WHAT IS EXPECTED: Copy, from the material below, each line that contains the word "Research".

THE DATA:

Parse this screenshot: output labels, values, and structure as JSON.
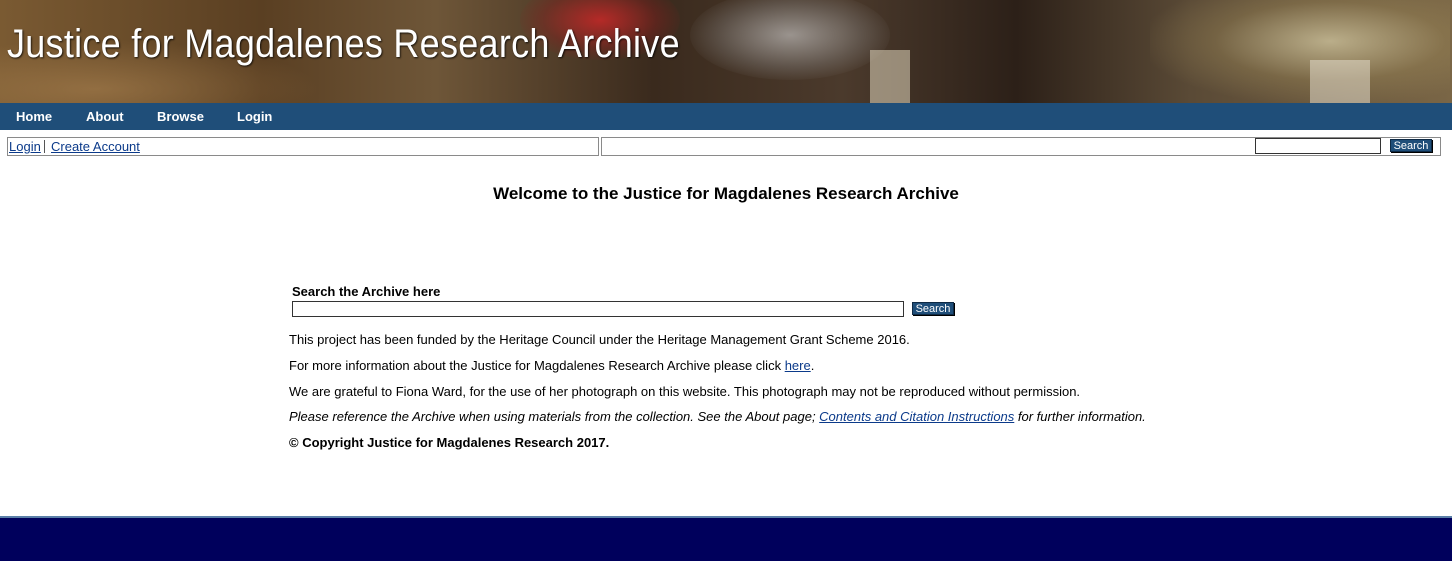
{
  "banner": {
    "title": "Justice for Magdalenes Research Archive"
  },
  "nav": {
    "items": [
      "Home",
      "About",
      "Browse",
      "Login"
    ]
  },
  "utility": {
    "login": "Login",
    "create_account": "Create Account",
    "search_button": "Search",
    "search_value": ""
  },
  "main": {
    "welcome": "Welcome to the Justice for Magdalenes Research Archive",
    "search_label": "Search the Archive here",
    "search_button": "Search",
    "search_value": "",
    "funding": "This project has been funded by the Heritage Council under the Heritage Management Grant Scheme 2016.",
    "info_prefix": "For more information about the Justice for Magdalenes Research Archive please click ",
    "info_link": "here",
    "info_suffix": ".",
    "grateful": "We are grateful to Fiona Ward, for the use of her photograph on this website. This photograph may not be reproduced without permission.",
    "reference_prefix": "Please reference the Archive when using materials from the collection. See the About page; ",
    "reference_link": "Contents and Citation Instructions",
    "reference_suffix": " for further information.",
    "copyright": "© Copyright Justice for Magdalenes Research 2017."
  },
  "colors": {
    "nav_bg": "#1f4e79",
    "footer_bg": "#00005c",
    "link": "#0b3a8a"
  }
}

SOLUTION TO THE PROBLEM:
    "title": "Justice for Magdalenes Research Archive"
    "welcome": "Welcome to the Justice for Magdalenes Research Archive",
    "info_prefix": "For more information about the Justice for Magdalenes Research Archive please click ",
    "copyright": "© Copyright Justice for Magdalenes Research 2017."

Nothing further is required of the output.